It's all been said but I'll throw in my hat and offer my personal experience on the matter.
I think one of the main problems is that a lot of people who give quotes are hobbyist musicians or aren't relying on music for livelihood. So when they start to get paid, they don't need to really get paid all that much if anything. Everyone kind of thinks "well, i've got a friend who does some music, he can probably do it" and so audio's value becomes grossly undervalued. You're paying for the prestige and fans of a composer to come to your game, what can be a huge gulf in creativity and uniqueness between two composers, for their experience and reliability in doing the job, for their time and the masses of work they have to do, and for the wonderful, incredible, beautiful contribution they can make to your project.
Hobbyists may also tell you that a five minute track will take them half an hour to do. Don't let that skew your idea of the workload of an audio guy. I can only approximate but from my experience a 3 minute track may take around 2 or 3 days (minimum) to conceptualise, sequence, record, mix, master. Composers would be capable of making a 3 minute track in half an hour but I would hope it isn't something they'd be proud to release under their name. This estimation is also assuming that you'll get ideas quickly and you won't have to revise the track too much. Be wary of the quality that comes from a quick job.

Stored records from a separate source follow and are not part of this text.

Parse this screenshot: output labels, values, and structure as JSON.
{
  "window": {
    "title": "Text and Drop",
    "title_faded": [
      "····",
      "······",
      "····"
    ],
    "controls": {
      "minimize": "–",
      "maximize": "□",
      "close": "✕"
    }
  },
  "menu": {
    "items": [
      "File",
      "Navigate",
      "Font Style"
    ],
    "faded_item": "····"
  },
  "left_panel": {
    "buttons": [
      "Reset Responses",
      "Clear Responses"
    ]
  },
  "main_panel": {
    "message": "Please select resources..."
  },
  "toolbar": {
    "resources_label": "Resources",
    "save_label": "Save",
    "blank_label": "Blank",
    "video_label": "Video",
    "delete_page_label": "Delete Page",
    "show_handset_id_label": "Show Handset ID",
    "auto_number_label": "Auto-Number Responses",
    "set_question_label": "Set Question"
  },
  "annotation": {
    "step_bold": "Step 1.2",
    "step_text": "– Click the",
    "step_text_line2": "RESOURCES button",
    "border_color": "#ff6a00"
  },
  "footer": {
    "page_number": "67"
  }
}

I completely agree that rates, at least for me, are dependant on so many things - my workload at the moment, how much fun the project looks, how promising the title may be, how long it may take to complete, etc. etc. etc. But, as someone who is on the cusp of turning freelance (well, striving to) who is also charging something similar to the price in question, I will tell you, I work all day and night and for that price I'm not getting the bills paid. Audio freelancers who do an outstanding job need to charge that kind of price at an absolute minimum to not be homeless. It's just a shame that the general conception of price is based on the quotes of hobbyists etc. etc.
The idea of chip music vs. epic orchestral being the two sides of the price spectrum is a little naive I think. Same with composers getting paid per instruments/staves, as you have to define the price of the work by some quantifier and it seems per minute is the most common and in my experience the least problematic.
There's no real objective worth of any track, so guess-work isn't really needed. I suppose it's about people trying to find a good working relationship and being open about what their budget is and what they're after.